A large, showy, ornamental tree that grows to a height of 80 feet and a width of 40 feet, the eastern white pine (Pinus strobus, USDA zones 3-8) can also be pruned into a hedge. Native to southeastern Canada and the eastern U.S., it will grow as far south as the Gulf of Mexico. It prefers fertile, well-draining soil and full sun and won't do well in clayey soil, and the Missouri Botanical Garden advises that it doesn't tolerate heavily polluted air filled with carbon dioxide and ozone.
6. Low-Maintenance Eastern Redcedar
If you're looking for a conifer that is particularly easy to grow, look no further than the eastern redcedar (Juniperus virginiana, USDA zones 2-9), which isn't really a cedar at all but a species of juniper. Ubiquitous in pastures and open fields in eastern North America, it is resistant to wind and extreme temperatures and can thrive in rocky, swampy and nutrient-deficient soil. It reaches a height of 40 to 50 feet and a width up to 20 feet. Its primary use is to provide a habitat for wildlife that feed on its tart blue fruits, such as the cedar waxwing, which is named for this tree.
7. Colorado Blue Spruce
Owing to its silvery-blue needles, another common name for the Colorado spruce (Picea pungens, USDA zones 2-7) is the blue spruce. This large tree can reach a height of 100 feet in its natural Rocky Mountain habitat, but in cultivation, it typically grows to a height of 60 feet and a spread of 20 feet. Not particularly drought tolerant, the Colorado blue spruce prefers full sun and moist soil. It's primarily an ornamental tree that looks particularly striking under a generous cover of new snow.
8. The Hardy White Spruce

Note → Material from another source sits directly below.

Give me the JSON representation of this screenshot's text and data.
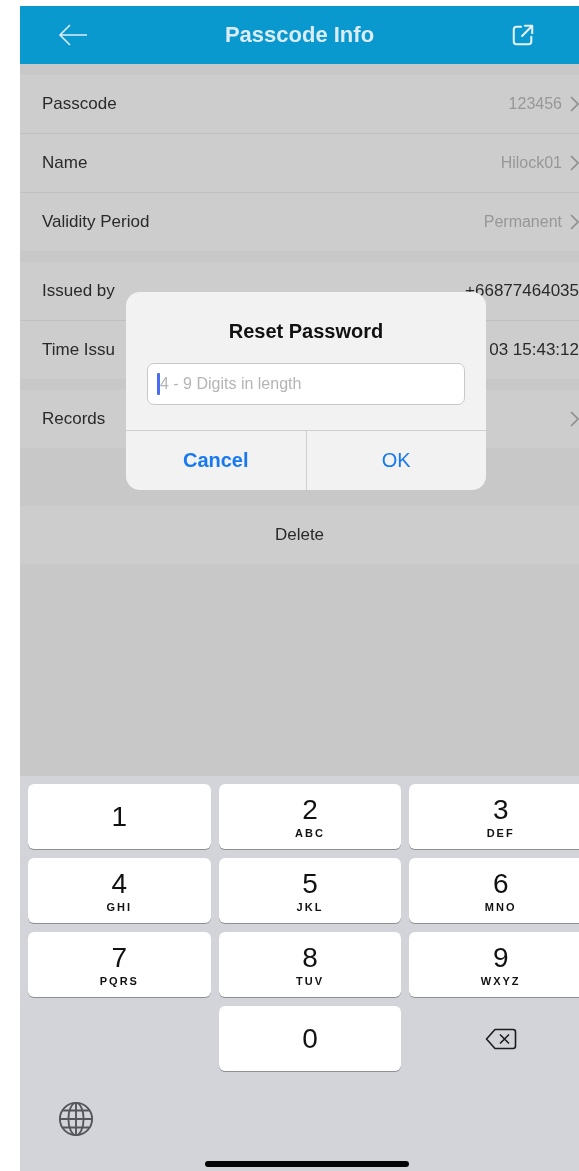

Another ornamental variety, the white spruce (Picea glauca, USDA zones 2-6) is native to Canada and the northern United States. It likes full sun and moist, well-draining soil, and because it thrives in harsh winters, it's a particularly good choice for northern climates. It grows to a height of 60 feet and a spread of 20 feet, but it can occasionally reach heights up to 140 feet. It has aromatic bluish needles that develop a waxy coating with age, and because it is so bushy and hardy, it can function as a windbreak or privacy screen.
9. Common Boxwood for Garden Walls
Native to Europe, Asia and Africa, the common boxwood (Buxus sempervirens, USDA zones 5-9) is so named because its wood has traditionally been used to make boxes. A popular ornamental, this evergreen shrub growss 3 to 8 feet tall with a 4-foot spread. The common boxwood is often shaped for foundation plantings, walkway borders and hedges, and it can be grown in containers. It thrives in full or partial sun and moist, well-drained soil. It isn't as tolerant to cold as some evergreen trees and should be cleared of heavy snow to prevent damage.
10. Aromatic Incense Cedar
The incense cedar (Calocedrus decurrens, USDA zones 5-8) is native to California, and it's an easy-to-grow tree that likes partial to full sun and well-draining soil. This tree is also a drought-tolerant species that is also fire-resistant, so it's a good choice for a windbreak, privacy screen or landscape specimen in fire-prone areas. It grows about 20 feet tall and 10 feet wide, and its lush, scaly leaves burn with a pleasant aroma prized in sweat lodges and indigenous ceremonies, which is why it's known as the incense cedar.
11. American Holly, the Christmas Evergreen
A popular ornamental broadleaf evergreen, American holly (Ilex opaca, USDA zones 5-9) prefers warmth, but it will grow as far north as southern Illinois. It reaches a height of 50 feet and a girth of 18 to 40 feet, and the female plant is known for its showy red berries, which together with the shiny, deep-green leaves are a Christmas mainstay. The American holly prefers full or partial sun and moist soil, and it requires regular watering.